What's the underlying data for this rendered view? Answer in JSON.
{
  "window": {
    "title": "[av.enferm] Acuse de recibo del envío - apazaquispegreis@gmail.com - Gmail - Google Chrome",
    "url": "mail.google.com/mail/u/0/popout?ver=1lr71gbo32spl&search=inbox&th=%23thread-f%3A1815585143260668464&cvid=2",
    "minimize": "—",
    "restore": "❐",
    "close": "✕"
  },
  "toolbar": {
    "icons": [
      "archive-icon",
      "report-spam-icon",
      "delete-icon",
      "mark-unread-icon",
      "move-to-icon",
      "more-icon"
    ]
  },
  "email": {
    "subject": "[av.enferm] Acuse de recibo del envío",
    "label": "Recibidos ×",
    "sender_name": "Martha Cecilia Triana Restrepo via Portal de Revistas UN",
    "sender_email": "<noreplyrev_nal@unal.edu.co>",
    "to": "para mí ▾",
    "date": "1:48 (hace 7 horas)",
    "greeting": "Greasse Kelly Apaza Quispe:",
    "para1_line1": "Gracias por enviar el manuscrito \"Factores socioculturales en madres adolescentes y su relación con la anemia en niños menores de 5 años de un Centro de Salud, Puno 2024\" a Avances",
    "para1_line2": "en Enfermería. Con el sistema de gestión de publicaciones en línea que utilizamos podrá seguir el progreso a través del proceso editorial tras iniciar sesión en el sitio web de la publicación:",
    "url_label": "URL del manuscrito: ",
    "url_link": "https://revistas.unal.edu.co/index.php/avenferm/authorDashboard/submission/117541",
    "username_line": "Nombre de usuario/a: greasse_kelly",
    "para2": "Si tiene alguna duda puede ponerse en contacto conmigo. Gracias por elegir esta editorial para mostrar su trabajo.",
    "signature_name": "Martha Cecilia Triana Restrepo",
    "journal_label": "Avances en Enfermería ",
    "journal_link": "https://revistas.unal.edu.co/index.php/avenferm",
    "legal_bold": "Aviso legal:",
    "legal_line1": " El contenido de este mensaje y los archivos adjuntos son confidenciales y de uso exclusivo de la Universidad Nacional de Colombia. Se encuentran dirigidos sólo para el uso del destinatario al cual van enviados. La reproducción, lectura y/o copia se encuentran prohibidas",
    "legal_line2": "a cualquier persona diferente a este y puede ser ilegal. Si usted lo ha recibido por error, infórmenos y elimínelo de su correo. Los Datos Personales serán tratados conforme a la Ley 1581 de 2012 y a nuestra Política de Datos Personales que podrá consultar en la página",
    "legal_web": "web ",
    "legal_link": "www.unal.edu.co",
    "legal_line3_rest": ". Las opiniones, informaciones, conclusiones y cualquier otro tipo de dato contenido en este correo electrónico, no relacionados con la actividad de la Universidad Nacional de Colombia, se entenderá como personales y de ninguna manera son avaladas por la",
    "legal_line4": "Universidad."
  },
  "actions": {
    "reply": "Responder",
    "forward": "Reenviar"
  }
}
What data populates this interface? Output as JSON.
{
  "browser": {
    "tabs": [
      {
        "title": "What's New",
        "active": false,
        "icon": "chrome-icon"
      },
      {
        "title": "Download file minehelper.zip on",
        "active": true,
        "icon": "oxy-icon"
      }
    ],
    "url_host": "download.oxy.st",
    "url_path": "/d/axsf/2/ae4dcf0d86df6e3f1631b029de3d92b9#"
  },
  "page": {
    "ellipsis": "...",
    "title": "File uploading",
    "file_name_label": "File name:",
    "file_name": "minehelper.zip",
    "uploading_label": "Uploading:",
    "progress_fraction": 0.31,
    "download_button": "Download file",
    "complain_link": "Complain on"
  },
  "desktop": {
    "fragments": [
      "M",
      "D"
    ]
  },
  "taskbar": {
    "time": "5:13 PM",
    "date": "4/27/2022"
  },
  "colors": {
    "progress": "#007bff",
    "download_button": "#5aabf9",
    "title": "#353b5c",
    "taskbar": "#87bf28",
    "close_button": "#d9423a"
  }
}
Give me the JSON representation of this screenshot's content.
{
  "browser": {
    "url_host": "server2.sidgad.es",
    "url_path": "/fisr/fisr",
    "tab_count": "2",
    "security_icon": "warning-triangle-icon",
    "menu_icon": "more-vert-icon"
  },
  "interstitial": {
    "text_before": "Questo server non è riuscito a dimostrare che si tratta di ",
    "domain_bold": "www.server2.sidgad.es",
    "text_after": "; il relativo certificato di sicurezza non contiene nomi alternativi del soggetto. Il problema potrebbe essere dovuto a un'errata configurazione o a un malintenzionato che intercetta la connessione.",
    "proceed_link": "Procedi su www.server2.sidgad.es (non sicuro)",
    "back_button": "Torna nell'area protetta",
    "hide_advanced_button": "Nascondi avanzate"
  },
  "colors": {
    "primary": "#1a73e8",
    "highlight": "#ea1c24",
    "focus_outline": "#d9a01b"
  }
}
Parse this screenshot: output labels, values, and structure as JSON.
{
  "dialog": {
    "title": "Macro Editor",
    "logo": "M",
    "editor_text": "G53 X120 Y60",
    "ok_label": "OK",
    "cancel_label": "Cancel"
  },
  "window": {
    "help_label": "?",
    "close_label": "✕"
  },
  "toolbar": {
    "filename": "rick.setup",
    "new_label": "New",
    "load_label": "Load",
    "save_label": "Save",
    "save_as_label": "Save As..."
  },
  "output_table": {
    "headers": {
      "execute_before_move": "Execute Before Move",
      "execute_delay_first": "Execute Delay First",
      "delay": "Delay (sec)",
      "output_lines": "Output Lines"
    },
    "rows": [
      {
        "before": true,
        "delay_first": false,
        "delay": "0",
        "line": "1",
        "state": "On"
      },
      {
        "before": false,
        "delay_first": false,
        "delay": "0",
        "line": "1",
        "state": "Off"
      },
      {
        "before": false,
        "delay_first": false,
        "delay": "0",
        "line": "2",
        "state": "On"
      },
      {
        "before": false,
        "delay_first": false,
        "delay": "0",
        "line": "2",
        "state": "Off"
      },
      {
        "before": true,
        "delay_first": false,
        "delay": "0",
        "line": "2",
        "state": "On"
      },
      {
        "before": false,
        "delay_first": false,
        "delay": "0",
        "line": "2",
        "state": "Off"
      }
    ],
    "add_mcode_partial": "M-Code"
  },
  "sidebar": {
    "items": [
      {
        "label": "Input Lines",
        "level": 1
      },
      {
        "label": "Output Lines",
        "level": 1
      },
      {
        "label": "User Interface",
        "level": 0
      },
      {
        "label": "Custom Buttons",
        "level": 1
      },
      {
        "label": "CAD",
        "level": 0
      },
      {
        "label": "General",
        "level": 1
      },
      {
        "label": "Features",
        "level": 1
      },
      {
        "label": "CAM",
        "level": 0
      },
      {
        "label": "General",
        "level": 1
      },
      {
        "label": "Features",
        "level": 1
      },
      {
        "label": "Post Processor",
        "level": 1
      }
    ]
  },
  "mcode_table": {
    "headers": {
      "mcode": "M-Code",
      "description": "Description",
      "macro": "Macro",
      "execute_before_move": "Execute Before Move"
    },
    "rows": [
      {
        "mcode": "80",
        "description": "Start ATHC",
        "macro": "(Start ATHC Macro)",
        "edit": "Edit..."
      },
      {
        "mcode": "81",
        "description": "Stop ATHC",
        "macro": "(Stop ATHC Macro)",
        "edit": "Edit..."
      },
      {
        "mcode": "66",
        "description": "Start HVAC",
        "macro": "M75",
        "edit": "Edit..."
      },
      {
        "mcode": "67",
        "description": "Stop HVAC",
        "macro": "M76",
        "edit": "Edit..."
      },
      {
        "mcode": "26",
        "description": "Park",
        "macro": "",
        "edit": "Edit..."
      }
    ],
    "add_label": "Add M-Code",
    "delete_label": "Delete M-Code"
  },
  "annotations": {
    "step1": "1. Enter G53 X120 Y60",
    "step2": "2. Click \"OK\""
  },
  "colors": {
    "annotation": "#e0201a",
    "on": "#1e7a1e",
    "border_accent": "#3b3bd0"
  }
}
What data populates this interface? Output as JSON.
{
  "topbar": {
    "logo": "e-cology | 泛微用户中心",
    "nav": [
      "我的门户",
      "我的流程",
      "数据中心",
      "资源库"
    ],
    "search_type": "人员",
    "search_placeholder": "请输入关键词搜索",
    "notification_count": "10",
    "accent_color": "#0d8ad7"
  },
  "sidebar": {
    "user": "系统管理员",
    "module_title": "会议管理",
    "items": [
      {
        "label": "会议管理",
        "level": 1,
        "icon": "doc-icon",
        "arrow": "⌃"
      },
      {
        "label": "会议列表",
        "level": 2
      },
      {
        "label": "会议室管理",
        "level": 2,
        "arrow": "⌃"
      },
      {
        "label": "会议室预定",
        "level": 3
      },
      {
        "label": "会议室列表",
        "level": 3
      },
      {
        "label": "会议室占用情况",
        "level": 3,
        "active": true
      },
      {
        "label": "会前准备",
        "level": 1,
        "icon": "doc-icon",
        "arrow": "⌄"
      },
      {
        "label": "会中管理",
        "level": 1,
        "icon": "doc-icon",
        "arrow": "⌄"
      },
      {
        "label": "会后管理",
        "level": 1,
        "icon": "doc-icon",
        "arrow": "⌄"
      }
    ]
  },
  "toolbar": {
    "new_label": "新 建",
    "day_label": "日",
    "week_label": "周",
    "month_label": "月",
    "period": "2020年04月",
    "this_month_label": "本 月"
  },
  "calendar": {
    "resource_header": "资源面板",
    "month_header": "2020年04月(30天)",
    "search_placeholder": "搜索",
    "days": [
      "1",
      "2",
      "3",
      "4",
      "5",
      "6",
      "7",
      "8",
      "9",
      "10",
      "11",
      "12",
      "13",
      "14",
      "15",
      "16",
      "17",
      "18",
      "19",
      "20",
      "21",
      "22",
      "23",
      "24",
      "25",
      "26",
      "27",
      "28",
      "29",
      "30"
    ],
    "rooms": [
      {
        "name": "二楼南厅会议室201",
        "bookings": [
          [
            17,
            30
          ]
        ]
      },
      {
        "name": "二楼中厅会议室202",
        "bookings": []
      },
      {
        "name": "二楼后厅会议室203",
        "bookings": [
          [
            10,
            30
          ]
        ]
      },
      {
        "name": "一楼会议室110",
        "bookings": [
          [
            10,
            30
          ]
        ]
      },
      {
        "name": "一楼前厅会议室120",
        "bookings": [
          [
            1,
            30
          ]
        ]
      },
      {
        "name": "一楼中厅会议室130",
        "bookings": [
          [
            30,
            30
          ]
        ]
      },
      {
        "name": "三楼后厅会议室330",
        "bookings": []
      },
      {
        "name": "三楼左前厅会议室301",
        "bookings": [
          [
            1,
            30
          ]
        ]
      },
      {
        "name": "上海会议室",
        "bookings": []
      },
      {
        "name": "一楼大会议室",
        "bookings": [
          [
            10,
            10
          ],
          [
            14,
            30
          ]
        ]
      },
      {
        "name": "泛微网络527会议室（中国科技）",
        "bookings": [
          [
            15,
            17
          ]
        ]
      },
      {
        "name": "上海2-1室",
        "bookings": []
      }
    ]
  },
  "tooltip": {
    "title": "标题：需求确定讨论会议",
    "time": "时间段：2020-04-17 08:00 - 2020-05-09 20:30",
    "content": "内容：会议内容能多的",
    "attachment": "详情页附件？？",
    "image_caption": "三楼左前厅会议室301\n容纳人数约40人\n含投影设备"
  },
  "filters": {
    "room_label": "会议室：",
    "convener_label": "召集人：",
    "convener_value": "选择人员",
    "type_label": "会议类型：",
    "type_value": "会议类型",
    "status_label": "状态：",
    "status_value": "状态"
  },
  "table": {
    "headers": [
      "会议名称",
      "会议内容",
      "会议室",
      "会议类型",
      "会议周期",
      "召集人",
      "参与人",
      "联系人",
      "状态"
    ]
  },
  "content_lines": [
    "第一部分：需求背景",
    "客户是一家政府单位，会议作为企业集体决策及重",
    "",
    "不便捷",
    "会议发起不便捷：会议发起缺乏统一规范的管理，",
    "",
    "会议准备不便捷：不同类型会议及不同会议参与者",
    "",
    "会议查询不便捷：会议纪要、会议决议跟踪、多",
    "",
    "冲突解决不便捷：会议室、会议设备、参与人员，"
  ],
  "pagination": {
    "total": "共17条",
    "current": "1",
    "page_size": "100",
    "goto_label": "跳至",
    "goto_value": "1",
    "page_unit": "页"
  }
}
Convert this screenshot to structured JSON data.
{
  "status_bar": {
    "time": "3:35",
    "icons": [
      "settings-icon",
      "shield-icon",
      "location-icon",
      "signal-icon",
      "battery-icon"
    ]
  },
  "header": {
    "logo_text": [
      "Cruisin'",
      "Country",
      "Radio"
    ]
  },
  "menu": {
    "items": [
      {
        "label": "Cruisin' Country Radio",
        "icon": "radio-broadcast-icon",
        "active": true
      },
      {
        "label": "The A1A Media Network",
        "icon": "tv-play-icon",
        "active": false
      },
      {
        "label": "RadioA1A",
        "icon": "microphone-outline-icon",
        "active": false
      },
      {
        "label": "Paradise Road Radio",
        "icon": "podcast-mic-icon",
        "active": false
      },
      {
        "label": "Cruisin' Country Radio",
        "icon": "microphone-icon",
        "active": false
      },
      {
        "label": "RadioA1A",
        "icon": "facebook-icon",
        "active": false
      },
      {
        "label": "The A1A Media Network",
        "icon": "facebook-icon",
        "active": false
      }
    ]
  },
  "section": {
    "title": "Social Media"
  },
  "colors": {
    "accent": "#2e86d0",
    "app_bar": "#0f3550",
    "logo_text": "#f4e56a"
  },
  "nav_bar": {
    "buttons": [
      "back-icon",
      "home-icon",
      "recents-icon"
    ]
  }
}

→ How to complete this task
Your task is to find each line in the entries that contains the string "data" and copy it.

→ Response
What's the underlying data for this rendered view? Answer in JSON.
What data populates this interface? Output as JSON.
What data populates this interface? Output as JSON.
Convert this screenshot to structured JSON data.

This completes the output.